Shane: Will the Bishop ever talk to us?
Eckery: I don't know.
Shane (narrating): For a second time, CBS13 requested an interview with Bishop William Wiegand of the Sacramento Diocese. And for a second time we were told Wiegand was not available. Instead the diocese provided spokesman Kevin Eckery.:
Shane: But why won't he come and talk to us?
Eckery: It's not a matter of why won't he come and talk to us.
Shane: Well, what is it a matter of?
Eckery: Timing, scheduling, whatever you want to call it.
So, then, who are these Citizens for Equal Representation? On the California Progress Report website, Frank D. Russo writes that it is 'a nice sounding name, but... there is no such group, leading many to call it an 'astroturf' organization, a term used by detractors to distinguish it from a 'grassroots' effort welling up from the citizenry.'
Russo points out that the initiative filed with the attorney general by Citizens for Equal Representation lists its address as that of Thomas Hiltachk's law office, the firm that--surprise, surprise--represents the California Republican Party (partner Charles Bell is general counsel to the CRP). Non-partisan? Yeah, right.
This is the same law firm that gave us the 'Economic Freedom Fund,' also known as the swift-boat hit job on John Kerry. The same firm that tried to have Jerry Brown's election as attorney general nullified.
Notice that the Republicans are attempting this strategy only in a blue state, where they have something to gain. I swear that if they launch a similar initiative in Texas, I will eat my ballot. It might be fair if all the states were to adopt something like this at once, or if we scrapped the Electoral College altogether, but the Presidential Elector's Initiative is straight-up sneaky chicanery.

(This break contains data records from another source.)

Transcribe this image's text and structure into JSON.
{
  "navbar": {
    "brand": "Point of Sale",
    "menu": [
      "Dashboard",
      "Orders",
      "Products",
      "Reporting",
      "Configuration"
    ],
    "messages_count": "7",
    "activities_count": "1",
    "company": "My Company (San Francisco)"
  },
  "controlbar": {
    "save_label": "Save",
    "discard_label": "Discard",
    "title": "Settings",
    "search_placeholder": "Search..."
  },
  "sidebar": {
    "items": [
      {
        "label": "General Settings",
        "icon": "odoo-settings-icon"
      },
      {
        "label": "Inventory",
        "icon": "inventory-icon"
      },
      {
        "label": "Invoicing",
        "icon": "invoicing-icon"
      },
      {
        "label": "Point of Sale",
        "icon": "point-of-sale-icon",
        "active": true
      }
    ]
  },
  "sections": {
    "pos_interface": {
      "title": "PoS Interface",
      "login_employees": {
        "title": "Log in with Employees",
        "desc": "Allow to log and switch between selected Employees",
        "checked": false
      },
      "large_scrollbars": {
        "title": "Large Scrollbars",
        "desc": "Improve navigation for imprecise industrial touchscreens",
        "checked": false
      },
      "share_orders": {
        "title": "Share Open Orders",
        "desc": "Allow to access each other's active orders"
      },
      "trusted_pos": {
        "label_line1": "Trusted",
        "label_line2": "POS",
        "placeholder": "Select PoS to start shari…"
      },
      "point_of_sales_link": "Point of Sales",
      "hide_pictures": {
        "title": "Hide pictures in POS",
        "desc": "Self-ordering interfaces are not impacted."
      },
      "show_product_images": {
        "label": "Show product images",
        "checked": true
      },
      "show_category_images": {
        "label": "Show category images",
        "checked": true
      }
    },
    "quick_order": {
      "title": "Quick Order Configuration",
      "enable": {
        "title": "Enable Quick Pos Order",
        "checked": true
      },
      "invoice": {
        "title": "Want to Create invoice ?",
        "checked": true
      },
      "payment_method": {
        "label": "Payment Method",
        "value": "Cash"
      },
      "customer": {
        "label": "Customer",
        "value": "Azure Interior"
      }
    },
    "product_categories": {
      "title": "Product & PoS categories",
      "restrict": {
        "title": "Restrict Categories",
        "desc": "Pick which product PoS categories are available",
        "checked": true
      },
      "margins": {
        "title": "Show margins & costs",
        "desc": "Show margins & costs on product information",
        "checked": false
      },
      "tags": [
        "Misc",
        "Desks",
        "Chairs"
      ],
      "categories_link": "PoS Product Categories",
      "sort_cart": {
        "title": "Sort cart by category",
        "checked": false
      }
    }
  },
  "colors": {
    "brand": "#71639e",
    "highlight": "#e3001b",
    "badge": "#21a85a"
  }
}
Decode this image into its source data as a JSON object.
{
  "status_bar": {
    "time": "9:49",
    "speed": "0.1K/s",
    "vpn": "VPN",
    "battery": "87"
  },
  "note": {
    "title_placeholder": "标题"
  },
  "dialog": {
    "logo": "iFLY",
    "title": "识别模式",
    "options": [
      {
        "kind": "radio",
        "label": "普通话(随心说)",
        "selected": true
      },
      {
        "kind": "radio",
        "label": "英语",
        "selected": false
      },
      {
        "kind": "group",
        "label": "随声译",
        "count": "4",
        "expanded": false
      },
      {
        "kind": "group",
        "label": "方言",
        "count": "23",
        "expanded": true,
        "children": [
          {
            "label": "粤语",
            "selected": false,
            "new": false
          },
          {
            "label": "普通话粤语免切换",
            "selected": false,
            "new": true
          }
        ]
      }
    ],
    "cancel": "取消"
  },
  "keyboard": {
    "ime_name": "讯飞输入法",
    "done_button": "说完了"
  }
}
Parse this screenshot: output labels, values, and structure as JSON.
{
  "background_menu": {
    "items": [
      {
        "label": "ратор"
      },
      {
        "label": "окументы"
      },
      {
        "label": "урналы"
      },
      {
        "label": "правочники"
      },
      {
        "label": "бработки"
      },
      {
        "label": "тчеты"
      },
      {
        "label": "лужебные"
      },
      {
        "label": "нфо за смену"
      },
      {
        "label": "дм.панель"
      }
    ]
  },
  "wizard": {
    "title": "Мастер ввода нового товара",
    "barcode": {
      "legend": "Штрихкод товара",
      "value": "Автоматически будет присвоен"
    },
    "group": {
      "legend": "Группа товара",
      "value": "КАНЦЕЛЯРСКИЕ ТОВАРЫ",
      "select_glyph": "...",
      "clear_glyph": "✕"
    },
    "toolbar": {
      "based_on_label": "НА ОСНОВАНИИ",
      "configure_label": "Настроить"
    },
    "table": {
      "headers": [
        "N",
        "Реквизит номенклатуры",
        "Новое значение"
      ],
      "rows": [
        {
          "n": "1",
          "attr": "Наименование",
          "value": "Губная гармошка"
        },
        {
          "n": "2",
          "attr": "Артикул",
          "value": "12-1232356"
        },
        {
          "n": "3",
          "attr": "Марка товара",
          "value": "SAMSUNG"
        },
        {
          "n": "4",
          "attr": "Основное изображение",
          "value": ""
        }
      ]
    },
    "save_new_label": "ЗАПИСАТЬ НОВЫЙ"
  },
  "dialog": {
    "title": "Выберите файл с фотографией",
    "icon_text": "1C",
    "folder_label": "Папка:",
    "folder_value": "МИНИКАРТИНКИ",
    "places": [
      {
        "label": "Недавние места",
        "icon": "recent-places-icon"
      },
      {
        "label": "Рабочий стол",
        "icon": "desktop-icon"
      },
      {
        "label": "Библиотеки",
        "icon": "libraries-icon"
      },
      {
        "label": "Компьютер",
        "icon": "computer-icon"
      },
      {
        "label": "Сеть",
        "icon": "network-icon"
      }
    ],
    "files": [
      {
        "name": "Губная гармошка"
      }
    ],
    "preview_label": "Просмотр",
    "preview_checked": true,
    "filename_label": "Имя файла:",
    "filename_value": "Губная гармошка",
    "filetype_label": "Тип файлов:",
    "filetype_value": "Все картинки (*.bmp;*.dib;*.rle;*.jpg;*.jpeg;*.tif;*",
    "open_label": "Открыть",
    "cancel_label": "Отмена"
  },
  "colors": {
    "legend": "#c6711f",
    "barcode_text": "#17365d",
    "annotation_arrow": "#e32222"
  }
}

Any good news? Yes. Gov. Arnold Schwarzenegger--who fired Hiltachk as his personal lawyer the same month Eckerly represented the Sacramento diocese in the CBS interview--is painting the initiative as a girly-man strategy devised by sore losers who want to change the rules to give themselves an edge. Without his support, it probably won't pass. But the Democrats will likely have to spend some serious coin to fight it if it gets on the ballot. And that's where you come in. Please proceed directly into the store and buy your bottle of wine. Don't sign the petition. Thanks.